Work required.
Where a line below holds the string "user", copy that line.

----- Records to use

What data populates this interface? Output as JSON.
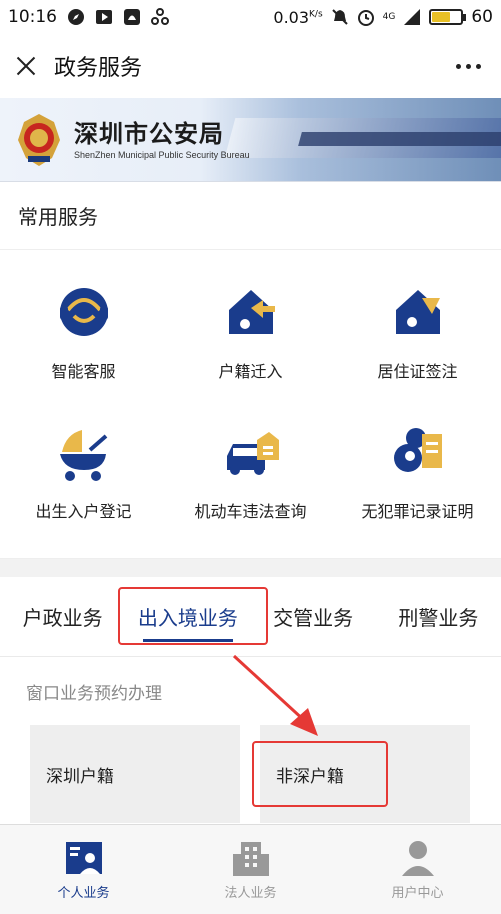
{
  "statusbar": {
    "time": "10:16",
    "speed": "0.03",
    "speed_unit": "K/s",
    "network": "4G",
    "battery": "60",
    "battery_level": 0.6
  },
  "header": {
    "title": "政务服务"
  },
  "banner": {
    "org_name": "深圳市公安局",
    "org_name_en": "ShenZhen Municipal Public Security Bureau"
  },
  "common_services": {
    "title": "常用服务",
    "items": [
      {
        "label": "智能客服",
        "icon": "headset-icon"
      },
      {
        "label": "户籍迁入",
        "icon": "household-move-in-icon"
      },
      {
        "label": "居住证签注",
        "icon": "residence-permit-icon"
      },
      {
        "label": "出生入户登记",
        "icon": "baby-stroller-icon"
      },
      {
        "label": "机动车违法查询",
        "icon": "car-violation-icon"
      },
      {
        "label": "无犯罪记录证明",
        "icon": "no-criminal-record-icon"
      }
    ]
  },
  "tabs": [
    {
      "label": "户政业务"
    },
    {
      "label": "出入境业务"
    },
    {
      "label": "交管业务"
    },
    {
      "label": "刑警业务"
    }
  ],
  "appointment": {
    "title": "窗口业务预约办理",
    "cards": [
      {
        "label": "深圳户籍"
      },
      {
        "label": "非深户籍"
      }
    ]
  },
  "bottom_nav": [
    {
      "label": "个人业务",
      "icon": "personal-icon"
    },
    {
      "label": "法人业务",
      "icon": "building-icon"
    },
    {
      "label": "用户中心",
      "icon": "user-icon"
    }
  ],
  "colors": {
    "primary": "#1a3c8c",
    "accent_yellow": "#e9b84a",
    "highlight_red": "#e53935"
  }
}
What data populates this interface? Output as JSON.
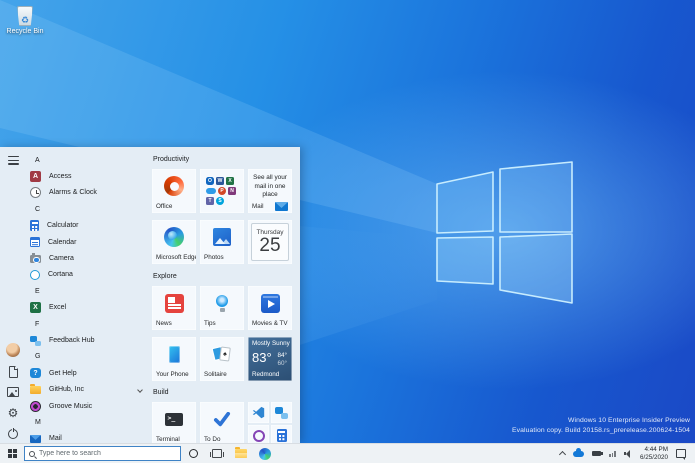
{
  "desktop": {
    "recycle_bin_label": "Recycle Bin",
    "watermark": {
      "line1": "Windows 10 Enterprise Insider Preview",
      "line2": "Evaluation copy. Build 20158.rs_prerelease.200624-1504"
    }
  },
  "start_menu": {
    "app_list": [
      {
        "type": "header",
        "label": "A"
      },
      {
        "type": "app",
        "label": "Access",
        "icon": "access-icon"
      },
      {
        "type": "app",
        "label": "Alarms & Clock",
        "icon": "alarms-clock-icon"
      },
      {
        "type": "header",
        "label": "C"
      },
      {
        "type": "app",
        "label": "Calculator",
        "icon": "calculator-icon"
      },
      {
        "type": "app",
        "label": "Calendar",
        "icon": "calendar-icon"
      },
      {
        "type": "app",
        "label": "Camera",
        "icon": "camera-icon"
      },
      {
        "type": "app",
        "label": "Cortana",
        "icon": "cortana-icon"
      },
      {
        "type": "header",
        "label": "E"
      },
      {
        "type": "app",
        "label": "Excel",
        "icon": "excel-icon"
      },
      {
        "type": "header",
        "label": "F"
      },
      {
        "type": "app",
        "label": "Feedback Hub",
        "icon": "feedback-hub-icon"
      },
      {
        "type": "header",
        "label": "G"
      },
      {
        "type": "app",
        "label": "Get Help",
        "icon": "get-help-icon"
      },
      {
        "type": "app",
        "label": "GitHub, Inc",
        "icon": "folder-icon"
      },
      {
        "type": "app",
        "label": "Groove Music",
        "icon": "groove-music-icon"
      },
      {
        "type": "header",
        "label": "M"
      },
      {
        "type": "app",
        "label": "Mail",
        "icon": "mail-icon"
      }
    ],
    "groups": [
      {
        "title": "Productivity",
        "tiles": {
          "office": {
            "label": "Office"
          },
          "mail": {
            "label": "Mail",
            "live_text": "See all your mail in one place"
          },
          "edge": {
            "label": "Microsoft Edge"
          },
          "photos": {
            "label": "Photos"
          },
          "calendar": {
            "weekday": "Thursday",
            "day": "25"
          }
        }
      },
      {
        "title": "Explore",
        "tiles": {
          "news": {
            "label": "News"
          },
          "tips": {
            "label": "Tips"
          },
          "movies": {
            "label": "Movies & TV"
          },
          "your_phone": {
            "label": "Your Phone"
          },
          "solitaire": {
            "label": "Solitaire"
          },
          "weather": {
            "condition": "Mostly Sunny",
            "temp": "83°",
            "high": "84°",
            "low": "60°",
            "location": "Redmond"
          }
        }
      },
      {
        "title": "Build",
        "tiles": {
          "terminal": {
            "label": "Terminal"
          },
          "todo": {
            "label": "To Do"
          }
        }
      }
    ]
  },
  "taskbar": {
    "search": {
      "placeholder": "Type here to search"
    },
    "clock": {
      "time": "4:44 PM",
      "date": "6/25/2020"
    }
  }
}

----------
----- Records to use

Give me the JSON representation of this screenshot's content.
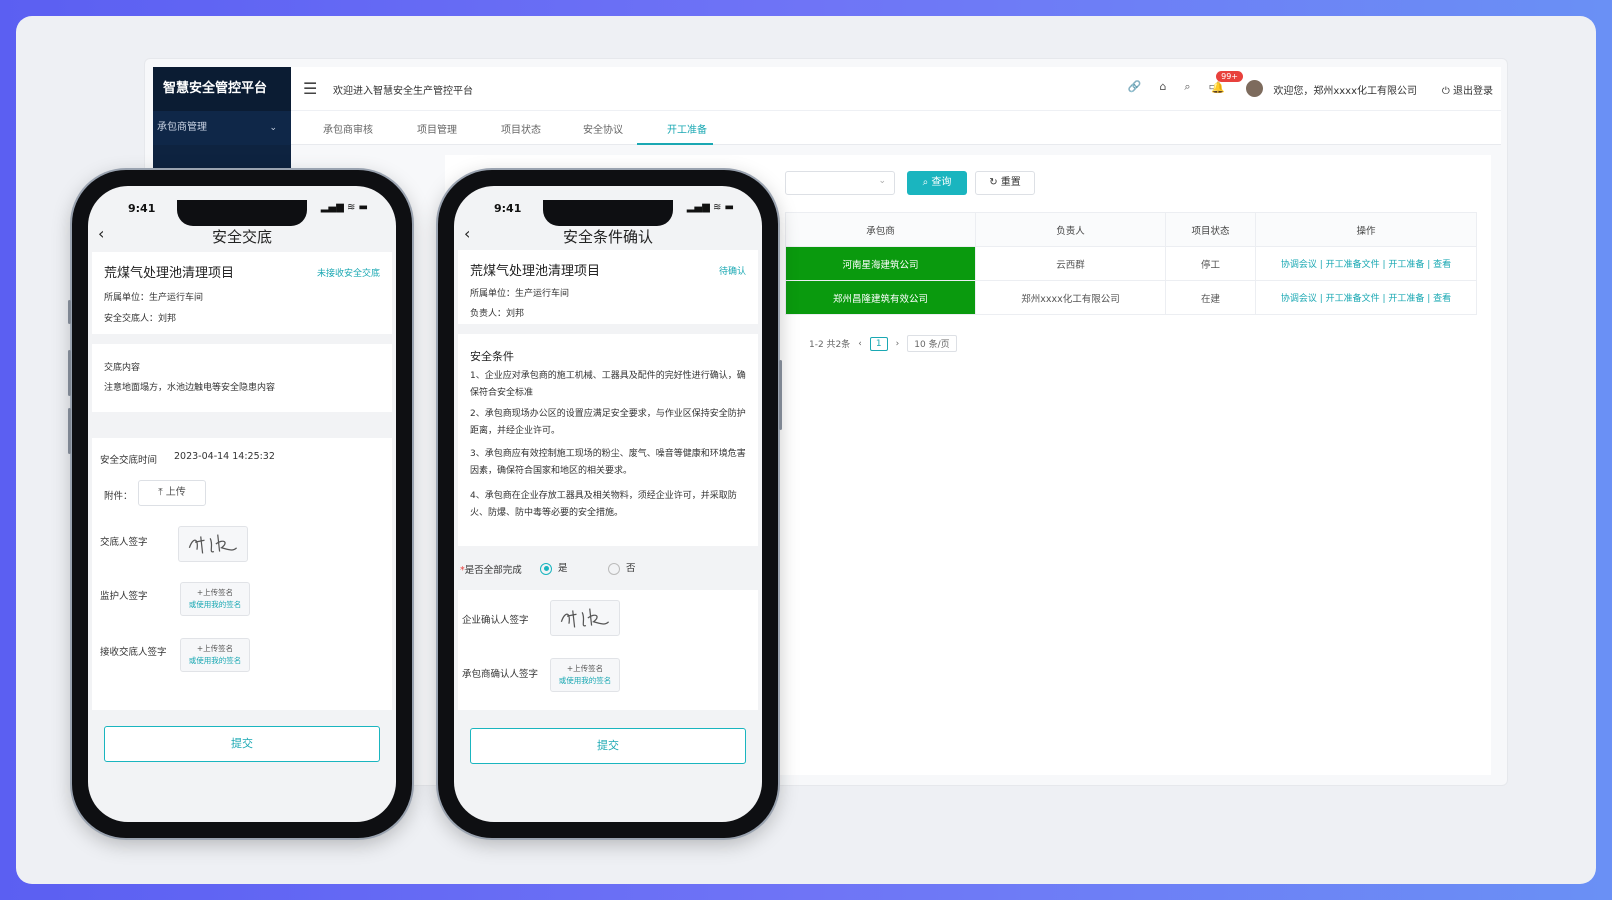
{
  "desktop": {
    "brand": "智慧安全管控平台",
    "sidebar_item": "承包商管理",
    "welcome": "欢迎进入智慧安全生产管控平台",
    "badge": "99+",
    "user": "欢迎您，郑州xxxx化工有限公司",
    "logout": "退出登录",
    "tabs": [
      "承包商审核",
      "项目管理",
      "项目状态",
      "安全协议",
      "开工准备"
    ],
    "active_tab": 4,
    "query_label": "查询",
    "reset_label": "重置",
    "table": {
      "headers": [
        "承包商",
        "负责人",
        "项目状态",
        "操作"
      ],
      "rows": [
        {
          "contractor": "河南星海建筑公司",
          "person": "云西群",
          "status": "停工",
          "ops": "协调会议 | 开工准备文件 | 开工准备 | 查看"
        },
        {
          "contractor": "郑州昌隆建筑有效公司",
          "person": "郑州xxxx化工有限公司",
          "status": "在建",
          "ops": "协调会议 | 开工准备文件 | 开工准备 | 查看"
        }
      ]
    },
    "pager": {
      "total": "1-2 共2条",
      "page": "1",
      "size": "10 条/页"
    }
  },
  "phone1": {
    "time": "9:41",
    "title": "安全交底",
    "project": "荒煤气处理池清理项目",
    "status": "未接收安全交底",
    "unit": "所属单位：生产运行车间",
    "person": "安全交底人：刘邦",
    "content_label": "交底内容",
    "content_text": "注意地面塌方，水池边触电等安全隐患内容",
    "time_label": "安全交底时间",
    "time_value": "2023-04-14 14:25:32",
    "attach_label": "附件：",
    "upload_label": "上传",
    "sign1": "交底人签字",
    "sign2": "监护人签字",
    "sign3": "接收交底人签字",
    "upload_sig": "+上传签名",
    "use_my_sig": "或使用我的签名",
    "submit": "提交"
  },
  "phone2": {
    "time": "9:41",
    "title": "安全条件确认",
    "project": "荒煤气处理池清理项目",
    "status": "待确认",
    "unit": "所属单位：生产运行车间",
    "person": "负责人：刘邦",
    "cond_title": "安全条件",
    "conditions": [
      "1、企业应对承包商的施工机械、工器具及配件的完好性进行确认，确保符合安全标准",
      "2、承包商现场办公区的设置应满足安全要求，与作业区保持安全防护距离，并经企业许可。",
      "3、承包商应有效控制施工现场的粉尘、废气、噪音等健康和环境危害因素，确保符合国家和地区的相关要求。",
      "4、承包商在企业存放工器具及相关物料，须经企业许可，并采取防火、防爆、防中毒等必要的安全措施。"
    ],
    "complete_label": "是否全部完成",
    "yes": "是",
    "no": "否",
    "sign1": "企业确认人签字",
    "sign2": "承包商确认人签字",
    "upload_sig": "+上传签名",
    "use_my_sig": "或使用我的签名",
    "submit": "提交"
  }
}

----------

Answer below.
      "icon": "user-icon"
    "user": "欢迎您，郑州xxxx化工有限公司",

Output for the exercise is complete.